Provided data below:

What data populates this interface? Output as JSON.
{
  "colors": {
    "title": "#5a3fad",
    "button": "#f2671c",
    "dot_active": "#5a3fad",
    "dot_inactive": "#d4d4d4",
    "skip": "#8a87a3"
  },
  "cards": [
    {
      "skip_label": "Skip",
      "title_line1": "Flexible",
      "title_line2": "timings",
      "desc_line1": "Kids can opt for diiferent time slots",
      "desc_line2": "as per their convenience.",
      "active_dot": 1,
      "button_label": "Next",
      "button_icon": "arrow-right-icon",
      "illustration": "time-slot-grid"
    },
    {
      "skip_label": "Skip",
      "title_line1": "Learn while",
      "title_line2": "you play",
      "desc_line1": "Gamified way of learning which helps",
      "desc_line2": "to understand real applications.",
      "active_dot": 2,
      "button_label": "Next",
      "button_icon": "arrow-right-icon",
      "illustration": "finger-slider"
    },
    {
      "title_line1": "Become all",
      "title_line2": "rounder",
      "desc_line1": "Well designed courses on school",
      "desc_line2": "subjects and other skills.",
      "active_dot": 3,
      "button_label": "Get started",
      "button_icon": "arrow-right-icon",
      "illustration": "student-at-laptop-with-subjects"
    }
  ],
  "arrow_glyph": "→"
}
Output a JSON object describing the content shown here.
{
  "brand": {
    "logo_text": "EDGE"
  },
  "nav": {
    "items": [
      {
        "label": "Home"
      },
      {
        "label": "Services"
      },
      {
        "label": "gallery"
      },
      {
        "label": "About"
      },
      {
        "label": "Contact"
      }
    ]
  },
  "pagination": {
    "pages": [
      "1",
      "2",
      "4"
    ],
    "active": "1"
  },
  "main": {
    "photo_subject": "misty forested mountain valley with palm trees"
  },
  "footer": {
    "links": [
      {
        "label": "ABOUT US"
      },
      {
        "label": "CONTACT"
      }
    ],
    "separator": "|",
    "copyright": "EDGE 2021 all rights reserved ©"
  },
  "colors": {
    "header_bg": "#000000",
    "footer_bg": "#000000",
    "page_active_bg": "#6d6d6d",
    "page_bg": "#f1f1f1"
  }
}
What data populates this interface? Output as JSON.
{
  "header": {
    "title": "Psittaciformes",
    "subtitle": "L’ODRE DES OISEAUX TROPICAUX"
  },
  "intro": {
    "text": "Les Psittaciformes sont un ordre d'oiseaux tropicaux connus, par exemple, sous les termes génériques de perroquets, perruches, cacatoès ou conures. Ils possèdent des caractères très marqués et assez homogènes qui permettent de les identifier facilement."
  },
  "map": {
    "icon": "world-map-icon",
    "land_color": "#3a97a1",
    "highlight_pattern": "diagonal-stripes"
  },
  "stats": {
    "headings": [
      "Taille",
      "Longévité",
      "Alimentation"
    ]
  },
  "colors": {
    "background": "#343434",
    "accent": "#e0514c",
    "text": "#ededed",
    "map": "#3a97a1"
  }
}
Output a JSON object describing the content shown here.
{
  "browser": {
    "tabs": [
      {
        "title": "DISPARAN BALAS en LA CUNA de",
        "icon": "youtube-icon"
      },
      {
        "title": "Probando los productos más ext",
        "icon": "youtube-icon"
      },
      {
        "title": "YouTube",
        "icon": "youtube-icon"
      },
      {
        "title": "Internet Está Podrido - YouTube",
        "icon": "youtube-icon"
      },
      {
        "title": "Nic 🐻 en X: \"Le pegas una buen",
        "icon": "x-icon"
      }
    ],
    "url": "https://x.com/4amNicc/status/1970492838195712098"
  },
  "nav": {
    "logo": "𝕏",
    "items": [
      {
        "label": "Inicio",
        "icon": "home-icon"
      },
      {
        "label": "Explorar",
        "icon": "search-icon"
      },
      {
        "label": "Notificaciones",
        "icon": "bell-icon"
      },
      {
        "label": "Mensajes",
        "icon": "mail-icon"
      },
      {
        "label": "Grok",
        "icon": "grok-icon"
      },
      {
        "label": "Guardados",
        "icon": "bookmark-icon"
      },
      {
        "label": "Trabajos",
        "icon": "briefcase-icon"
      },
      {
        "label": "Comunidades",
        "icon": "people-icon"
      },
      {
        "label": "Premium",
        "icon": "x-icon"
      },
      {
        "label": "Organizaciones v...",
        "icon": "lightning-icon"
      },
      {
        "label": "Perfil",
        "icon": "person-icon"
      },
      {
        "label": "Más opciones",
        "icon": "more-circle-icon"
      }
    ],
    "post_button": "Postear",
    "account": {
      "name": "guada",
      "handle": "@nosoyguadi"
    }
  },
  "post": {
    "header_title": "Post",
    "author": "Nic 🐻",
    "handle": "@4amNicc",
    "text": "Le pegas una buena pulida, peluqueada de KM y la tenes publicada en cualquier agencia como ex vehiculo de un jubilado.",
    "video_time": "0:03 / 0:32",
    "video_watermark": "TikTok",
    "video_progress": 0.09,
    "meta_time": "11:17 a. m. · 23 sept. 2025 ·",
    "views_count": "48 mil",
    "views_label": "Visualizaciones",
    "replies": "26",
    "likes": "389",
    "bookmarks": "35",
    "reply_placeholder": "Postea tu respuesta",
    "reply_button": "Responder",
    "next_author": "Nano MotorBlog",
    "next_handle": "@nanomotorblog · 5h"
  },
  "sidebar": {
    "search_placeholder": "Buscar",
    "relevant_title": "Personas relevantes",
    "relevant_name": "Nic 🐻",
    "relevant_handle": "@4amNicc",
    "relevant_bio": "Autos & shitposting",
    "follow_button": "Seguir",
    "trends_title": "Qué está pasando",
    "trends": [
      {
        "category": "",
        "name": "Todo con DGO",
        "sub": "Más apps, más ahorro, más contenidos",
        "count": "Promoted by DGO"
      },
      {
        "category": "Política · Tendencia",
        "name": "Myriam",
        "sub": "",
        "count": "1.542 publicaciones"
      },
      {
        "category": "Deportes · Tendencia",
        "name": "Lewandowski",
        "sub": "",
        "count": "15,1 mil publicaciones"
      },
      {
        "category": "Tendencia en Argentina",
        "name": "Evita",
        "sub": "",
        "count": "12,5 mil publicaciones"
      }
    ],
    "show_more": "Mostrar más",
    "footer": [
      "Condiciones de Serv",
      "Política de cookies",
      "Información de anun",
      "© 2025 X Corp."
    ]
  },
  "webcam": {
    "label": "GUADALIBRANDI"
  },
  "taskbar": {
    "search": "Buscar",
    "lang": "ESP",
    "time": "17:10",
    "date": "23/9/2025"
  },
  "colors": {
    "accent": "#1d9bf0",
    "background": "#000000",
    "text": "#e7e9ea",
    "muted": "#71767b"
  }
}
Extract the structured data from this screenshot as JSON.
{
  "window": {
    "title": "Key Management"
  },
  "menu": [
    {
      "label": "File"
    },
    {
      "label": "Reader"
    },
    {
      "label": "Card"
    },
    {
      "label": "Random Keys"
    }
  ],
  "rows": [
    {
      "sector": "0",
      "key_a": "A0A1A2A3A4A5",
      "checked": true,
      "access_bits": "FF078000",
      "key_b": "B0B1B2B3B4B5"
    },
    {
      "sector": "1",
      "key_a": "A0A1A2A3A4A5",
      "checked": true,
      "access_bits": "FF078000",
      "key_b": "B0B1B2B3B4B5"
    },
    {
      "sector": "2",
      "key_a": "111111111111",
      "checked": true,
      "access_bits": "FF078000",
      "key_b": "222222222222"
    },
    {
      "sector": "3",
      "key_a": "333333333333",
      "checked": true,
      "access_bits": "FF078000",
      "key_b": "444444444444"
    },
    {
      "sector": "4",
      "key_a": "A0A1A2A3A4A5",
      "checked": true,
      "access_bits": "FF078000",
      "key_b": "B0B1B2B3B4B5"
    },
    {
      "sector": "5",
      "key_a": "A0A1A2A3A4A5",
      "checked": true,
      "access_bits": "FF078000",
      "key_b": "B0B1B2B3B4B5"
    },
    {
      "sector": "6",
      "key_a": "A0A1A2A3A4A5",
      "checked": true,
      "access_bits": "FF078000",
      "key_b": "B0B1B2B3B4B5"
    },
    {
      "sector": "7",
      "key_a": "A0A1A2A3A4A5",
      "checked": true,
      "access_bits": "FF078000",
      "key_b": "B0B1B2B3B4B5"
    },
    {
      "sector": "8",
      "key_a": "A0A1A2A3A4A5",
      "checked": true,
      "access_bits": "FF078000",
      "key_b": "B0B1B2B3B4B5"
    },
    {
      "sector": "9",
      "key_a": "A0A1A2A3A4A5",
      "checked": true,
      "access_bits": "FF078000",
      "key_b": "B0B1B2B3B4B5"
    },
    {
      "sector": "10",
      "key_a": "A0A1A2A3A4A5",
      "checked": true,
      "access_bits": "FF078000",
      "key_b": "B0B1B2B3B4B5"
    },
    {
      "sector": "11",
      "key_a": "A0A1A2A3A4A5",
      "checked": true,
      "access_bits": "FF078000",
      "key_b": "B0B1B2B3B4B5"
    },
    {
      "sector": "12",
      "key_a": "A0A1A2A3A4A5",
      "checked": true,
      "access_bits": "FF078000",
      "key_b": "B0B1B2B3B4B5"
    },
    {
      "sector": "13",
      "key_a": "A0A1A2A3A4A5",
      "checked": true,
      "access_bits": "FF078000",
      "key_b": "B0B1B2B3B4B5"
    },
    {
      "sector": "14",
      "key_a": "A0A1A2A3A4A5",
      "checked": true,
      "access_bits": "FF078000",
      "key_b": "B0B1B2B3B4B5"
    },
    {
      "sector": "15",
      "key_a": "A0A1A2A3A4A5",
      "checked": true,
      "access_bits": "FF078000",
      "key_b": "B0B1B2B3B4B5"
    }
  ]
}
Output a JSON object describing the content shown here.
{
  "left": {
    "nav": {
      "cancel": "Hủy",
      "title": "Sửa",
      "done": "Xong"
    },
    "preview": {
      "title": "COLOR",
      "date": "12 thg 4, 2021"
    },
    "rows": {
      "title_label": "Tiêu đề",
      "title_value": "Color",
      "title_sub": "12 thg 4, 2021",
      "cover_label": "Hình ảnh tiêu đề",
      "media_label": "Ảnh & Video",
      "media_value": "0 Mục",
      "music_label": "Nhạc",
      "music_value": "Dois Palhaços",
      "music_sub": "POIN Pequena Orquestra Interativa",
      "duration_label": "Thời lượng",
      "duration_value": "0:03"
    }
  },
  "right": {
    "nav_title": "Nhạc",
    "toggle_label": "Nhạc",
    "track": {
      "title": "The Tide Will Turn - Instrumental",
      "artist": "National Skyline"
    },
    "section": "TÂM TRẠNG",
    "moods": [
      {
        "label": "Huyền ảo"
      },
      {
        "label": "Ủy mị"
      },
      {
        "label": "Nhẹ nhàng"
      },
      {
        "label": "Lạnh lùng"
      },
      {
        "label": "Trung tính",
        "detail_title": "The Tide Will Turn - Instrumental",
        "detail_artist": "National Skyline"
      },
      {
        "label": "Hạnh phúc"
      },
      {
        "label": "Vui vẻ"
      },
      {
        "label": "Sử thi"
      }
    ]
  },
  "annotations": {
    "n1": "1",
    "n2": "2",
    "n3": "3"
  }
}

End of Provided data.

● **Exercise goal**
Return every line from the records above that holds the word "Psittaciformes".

● **Problem solution**
    "title": "Psittaciformes",
    "text": "Les Psittaciformes sont un ordre d'oiseaux tropicaux connus, par exemple, sous les termes génériques de perroquets, perruches, cacatoès ou conures. Ils possèdent des caractères très marqués et assez homogènes qui permettent de les identifier facilement."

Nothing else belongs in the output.